Ionoregulation in the cold: a possible barrier to freshwater colonization?
University of New Brunswick

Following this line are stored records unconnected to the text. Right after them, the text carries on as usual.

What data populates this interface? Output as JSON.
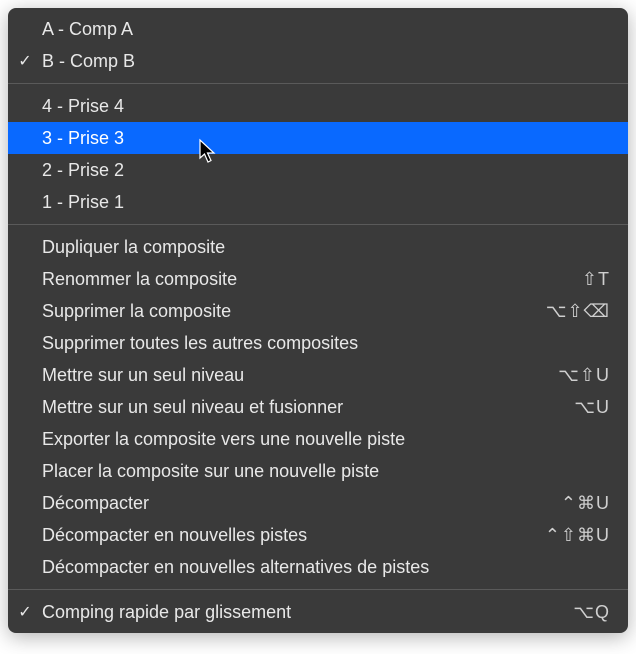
{
  "comps": [
    {
      "label": "A - Comp A",
      "checked": false
    },
    {
      "label": "B - Comp B",
      "checked": true
    }
  ],
  "takes": [
    {
      "label": "4 - Prise 4",
      "highlighted": false
    },
    {
      "label": "3 - Prise 3",
      "highlighted": true
    },
    {
      "label": "2 - Prise 2",
      "highlighted": false
    },
    {
      "label": "1 - Prise 1",
      "highlighted": false
    }
  ],
  "actions": [
    {
      "label": "Dupliquer la composite",
      "shortcut": ""
    },
    {
      "label": "Renommer la composite",
      "shortcut": "⇧T"
    },
    {
      "label": "Supprimer la composite",
      "shortcut": "⌥⇧⌫"
    },
    {
      "label": "Supprimer toutes les autres composites",
      "shortcut": ""
    },
    {
      "label": "Mettre sur un seul niveau",
      "shortcut": "⌥⇧U"
    },
    {
      "label": "Mettre sur un seul niveau et fusionner",
      "shortcut": "⌥U"
    },
    {
      "label": "Exporter la composite vers une nouvelle piste",
      "shortcut": ""
    },
    {
      "label": "Placer la composite sur une nouvelle piste",
      "shortcut": ""
    },
    {
      "label": "Décompacter",
      "shortcut": "⌃⌘U"
    },
    {
      "label": "Décompacter en nouvelles pistes",
      "shortcut": "⌃⇧⌘U"
    },
    {
      "label": "Décompacter en nouvelles alternatives de pistes",
      "shortcut": ""
    }
  ],
  "footer": {
    "label": "Comping rapide par glissement",
    "shortcut": "⌥Q",
    "checked": true
  },
  "glyphs": {
    "check": "✓"
  }
}
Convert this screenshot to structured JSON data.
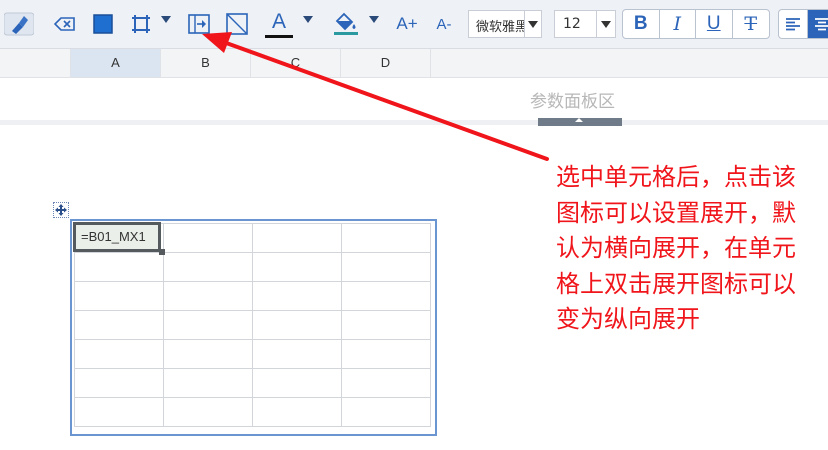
{
  "toolbar": {
    "font_family": "微软雅黑",
    "font_size": "12",
    "bold": "B",
    "italic": "I",
    "underline": "U",
    "strikethrough": "T",
    "font_color_label": "A",
    "grow_font": "A+",
    "shrink_font": "A-"
  },
  "columns": [
    "A",
    "B",
    "C",
    "D"
  ],
  "param_panel": {
    "title": "参数面板区"
  },
  "cell": {
    "formula": "=B01_MX1"
  },
  "annotation": {
    "lines": [
      "选中单元格后，点击该",
      "图标可以设置展开，默",
      "认为横向展开，在单元",
      "格上双击展开图标可以",
      "变为纵向展开"
    ]
  },
  "colors": {
    "accent": "#2b64b8",
    "annotation": "#f0151b",
    "selection_border": "#6b95d0"
  }
}
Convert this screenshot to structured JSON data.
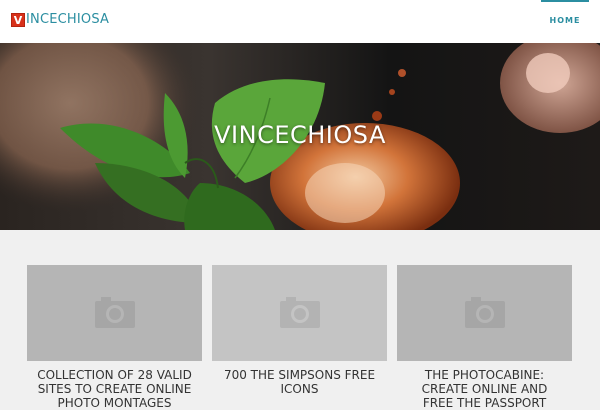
{
  "header": {
    "logo_letter": "V",
    "logo_text": "INCECHIOSA",
    "nav": [
      {
        "label": "HOME",
        "active": true
      }
    ]
  },
  "hero": {
    "title": "VINCECHIOSA"
  },
  "posts": [
    {
      "title": "COLLECTION OF 28 VALID SITES TO CREATE ONLINE PHOTO MONTAGES",
      "image_icon": "camera-icon"
    },
    {
      "title": "700 THE SIMPSONS FREE ICONS",
      "image_icon": "camera-icon"
    },
    {
      "title": "THE PHOTOCABINE: CREATE ONLINE AND FREE THE PASSPORT",
      "image_icon": "camera-icon"
    }
  ],
  "colors": {
    "accent": "#2b8ea1",
    "logo_red": "#d8311a",
    "page_bg": "#f0f0f0"
  }
}
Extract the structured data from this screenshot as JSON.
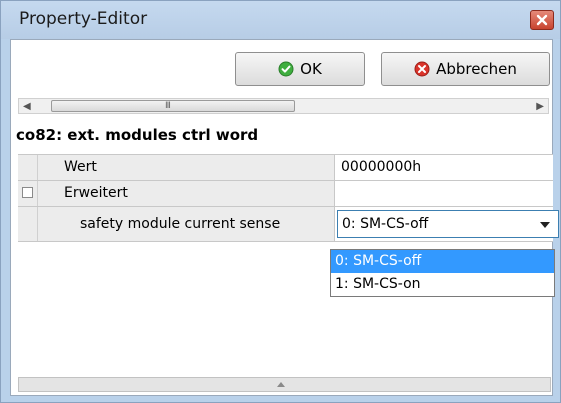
{
  "window": {
    "title": "Property-Editor"
  },
  "toolbar": {
    "ok_label": "OK",
    "cancel_label": "Abbrechen"
  },
  "scrollbar": {
    "grip": "III"
  },
  "section": {
    "title": "co82: ext. modules ctrl word"
  },
  "grid": {
    "rows": [
      {
        "name": "Wert",
        "value": "00000000h"
      },
      {
        "name": "Erweitert",
        "value": ""
      },
      {
        "name": "safety module current sense",
        "value": "0: SM-CS-off"
      }
    ]
  },
  "dropdown": {
    "options": [
      "0: SM-CS-off",
      "1: SM-CS-on"
    ],
    "highlighted": "0: SM-CS-off"
  },
  "colors": {
    "selection": "#3399ff",
    "title_bar": "#b9d1ea",
    "close": "#c8432f",
    "ok_icon": "#3fae3f",
    "cancel_icon": "#d9342b"
  },
  "icons": {
    "ok": "check-circle-icon",
    "cancel": "x-circle-icon",
    "close": "close-icon"
  }
}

To test if ionoregulation in winter cold is a barrier to freshwater colonization at high latitudes in fishes, I investigated the ionoregulatory responses of euryhaline marine-adapted Mummichogs (Fundulus heteroclitus) and freshwater-adapted Banded killifish (Fundulus diaphanus) held in freshwater at 14°C and 0, 4, 14, and 28 days of exposure to winter temperature of 4°C. I predicted that the Banded killifish would be able to maintain their ionoregulation better then Mummichogs in the cold freshwater. I measured maximal activities of gill Na+-K+-ATPase and H+-ATPase, two key ionoregulatory enzymes, and plasma chloride concentrations as a measure of osmotic status. There were no significant differences between species and no effect of cold acclimation on plasma chloride or enzyme activities. The lack of ionoregulatory perturbation by winter cold in either species, especially the seawater-preferring mummichog, do not support the hypothesis that ionoregulation in winter is a barrier to freshwater colonization in fishes.